Richard Persichetti Nov. 30, 2016, 9:16 a.m.
This year, the Midtown vacancy rate jumped 80 basis points to 9.5 percent after hitting a recent low of 8.8 percent at the end of 2015. The rise in vacancy is partially attributed to a 3 percent decline in new leasing activity year over year through October with 14.8 million square feet leased. Despite this, overall average asking rents are up 3.9 percent this year to $79.78 per square foot. Midtown, however, consists of over 242.2 million square feet of inventory, divisible into two distinct submarkets: West Midtown and East Midtown. Splitting up Midtown into West Side and East Side submarkets—every building west and east of Fifth Avenue—uncovers some intriguing results year-to-date. So, let’s take a look at some statistics for both areas and see which side of Midtown can win this battle.

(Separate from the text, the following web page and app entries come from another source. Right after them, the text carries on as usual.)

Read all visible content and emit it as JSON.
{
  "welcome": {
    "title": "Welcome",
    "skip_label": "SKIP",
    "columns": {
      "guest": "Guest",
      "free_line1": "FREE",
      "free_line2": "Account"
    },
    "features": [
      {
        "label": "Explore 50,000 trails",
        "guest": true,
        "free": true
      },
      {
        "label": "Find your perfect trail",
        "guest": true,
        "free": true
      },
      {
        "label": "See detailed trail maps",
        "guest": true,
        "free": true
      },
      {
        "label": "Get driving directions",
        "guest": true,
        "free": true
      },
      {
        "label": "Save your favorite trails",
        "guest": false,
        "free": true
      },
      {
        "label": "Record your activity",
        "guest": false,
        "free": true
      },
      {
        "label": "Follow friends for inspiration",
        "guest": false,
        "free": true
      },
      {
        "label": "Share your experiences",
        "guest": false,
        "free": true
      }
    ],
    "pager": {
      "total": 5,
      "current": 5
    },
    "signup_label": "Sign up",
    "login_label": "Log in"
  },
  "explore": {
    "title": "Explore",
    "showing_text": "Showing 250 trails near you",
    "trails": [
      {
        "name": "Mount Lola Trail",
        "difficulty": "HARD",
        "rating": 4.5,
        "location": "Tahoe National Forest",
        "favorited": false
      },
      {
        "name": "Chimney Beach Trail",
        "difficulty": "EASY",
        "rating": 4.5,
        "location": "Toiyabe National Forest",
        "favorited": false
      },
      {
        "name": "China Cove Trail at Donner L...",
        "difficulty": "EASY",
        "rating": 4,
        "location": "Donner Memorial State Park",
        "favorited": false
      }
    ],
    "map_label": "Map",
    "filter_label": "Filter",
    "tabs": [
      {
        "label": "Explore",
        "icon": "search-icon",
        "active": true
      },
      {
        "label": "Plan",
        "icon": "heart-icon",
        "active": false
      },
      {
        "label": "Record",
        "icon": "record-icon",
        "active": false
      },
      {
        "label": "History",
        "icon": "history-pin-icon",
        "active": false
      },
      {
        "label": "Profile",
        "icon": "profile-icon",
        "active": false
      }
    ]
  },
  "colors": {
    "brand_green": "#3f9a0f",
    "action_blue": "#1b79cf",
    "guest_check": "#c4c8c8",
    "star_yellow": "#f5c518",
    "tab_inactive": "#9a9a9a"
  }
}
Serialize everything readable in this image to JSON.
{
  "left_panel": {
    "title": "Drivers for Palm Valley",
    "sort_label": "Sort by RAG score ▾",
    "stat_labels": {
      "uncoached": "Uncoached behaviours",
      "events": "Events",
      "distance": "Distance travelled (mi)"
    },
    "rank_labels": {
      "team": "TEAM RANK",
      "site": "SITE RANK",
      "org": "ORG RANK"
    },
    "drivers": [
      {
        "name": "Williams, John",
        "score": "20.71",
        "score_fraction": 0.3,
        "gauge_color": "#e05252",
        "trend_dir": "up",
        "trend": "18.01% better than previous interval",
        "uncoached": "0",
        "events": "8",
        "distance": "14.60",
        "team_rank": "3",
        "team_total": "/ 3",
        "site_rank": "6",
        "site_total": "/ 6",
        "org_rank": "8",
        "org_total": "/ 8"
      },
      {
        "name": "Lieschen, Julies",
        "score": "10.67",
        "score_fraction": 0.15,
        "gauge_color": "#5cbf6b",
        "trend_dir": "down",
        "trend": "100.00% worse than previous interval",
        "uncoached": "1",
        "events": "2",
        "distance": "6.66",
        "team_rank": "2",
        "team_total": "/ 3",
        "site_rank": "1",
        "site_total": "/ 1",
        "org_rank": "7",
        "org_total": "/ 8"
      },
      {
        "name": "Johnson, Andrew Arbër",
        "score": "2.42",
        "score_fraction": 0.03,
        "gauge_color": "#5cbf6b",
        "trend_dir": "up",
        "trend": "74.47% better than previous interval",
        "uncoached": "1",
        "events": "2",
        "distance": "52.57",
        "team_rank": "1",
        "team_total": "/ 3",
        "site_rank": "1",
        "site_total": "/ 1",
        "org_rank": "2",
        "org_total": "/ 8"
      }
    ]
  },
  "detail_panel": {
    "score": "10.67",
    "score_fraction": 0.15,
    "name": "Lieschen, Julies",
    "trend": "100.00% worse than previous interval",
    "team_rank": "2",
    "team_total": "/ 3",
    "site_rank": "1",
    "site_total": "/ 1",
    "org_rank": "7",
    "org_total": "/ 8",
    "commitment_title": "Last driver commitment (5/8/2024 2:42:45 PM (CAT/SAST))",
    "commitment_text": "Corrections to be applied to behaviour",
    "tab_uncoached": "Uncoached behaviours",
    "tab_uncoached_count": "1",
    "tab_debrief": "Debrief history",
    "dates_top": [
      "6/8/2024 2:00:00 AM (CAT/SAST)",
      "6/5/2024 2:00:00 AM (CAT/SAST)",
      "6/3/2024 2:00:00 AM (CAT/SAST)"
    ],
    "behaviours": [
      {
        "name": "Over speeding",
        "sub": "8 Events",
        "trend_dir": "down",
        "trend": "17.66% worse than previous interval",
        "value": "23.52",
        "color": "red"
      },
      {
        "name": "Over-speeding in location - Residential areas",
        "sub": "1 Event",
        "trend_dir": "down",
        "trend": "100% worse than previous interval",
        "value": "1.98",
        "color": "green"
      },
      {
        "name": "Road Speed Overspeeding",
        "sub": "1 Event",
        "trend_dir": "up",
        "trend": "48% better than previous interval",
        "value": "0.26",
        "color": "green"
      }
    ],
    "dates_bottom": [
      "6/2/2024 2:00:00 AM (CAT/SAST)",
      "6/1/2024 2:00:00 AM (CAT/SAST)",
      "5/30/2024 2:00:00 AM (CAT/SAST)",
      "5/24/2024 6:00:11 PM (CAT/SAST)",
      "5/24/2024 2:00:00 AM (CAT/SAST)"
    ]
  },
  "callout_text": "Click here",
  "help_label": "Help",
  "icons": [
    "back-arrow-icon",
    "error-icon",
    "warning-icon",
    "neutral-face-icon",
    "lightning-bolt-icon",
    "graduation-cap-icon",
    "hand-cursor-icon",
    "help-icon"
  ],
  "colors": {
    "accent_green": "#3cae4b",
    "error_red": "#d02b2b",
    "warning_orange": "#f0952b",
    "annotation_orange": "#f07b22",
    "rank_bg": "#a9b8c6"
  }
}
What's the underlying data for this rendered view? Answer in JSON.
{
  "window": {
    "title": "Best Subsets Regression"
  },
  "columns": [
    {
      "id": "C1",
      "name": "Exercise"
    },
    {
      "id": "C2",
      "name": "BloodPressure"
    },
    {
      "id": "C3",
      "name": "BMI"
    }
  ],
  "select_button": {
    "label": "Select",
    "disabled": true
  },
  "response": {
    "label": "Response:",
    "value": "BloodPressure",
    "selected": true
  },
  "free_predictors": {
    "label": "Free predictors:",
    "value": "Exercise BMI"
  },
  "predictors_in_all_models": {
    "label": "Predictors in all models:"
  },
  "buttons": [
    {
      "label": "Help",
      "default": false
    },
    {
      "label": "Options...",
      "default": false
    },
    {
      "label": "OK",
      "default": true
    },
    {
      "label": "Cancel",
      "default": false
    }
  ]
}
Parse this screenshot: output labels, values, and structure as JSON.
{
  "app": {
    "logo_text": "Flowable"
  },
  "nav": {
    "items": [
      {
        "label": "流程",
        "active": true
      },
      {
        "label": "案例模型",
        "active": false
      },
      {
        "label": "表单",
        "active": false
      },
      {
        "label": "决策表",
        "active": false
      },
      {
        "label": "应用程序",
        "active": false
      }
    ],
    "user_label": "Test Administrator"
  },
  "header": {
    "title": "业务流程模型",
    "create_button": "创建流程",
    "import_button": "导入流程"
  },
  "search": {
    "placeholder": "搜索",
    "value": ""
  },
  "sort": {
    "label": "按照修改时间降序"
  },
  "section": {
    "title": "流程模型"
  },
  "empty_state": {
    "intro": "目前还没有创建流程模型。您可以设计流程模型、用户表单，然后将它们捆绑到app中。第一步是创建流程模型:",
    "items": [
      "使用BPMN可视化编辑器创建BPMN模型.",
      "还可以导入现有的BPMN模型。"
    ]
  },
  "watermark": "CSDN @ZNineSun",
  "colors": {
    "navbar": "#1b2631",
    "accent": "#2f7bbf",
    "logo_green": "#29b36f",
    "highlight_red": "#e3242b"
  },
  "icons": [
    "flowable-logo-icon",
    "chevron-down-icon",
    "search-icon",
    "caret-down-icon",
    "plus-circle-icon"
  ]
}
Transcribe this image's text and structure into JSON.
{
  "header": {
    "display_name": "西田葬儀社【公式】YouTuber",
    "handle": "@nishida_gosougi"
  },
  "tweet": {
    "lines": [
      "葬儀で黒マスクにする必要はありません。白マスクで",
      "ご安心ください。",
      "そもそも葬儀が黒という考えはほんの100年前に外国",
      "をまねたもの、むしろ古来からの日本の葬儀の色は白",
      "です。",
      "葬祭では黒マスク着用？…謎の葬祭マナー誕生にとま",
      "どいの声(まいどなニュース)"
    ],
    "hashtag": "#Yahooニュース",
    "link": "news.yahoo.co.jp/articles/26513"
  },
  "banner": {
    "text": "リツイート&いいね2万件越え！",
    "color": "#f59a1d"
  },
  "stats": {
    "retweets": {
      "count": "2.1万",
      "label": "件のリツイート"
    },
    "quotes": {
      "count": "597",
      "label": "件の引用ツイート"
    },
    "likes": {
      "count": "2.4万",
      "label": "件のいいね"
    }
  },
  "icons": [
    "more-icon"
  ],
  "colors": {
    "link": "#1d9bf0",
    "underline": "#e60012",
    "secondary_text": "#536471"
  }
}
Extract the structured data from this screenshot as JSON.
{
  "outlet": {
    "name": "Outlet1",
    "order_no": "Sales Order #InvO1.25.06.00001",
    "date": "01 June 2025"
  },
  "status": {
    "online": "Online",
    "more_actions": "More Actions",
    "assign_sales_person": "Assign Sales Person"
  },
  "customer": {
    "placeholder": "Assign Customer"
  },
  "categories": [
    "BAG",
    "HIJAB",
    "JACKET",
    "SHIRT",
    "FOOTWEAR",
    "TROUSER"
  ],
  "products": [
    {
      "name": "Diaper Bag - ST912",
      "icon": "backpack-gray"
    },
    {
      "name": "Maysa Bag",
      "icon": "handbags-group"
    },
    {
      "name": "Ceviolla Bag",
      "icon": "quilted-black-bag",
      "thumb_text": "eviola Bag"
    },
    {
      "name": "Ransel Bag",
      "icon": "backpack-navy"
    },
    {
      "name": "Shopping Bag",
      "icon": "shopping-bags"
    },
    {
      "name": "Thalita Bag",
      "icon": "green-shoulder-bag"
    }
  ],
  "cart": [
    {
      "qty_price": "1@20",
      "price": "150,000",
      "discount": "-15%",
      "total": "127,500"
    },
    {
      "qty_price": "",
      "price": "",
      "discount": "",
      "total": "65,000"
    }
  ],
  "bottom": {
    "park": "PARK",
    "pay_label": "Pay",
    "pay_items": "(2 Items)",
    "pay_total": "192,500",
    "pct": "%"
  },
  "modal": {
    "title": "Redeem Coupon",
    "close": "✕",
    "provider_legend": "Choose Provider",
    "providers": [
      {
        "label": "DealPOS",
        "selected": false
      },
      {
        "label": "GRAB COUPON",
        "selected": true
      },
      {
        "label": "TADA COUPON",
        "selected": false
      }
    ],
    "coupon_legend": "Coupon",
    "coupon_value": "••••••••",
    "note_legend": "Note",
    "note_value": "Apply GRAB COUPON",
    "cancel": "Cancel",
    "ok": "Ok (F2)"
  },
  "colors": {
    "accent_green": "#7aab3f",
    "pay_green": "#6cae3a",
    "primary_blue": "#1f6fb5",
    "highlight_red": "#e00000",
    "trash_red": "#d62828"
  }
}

Vacancy Rate: Despite the West Side having a 130-basis-point increase to 9.2 percent this year, it is still lower than the East Side’s 9.8 percent.
Winner: West Side 60 BPS lower
New Leasing Activity: This category was the closest as West Side leasing activity totaled 7.7 million square feet and slightly edged out the East Side by 0.8 percent—a 59,862-square-foot difference.
Winner: West Side 0.8 percent higher
Lease Renewal Activity: the West Side had over 2.9 million square feet of lease renewals signed this year, compared to 2.6 million square feet in the East Side, a 12.6 percent difference.
Winner: West Side 14.4 percent higher
Class A Asking Rent: West Side Class A asking rents jumped 5.6 percent this year to $83.14 per square foot, while East Side grew only 0.9 percent to $85.97 per square foot.
Winner: West Side 4.7 percent higher increase
Class B Asking Rents: West Side Class B average asking rents dipped 0.4 percent this year to $60.29 per square foot, while the East Side had a 1.8 percent increase this year to $59.18 per square foot.
Winner: East Side 2.2 percent higher increase
So, there you have it—Midtown has been dominated by a West Side story this year, and it has outperformed the East Side in four of the five categories.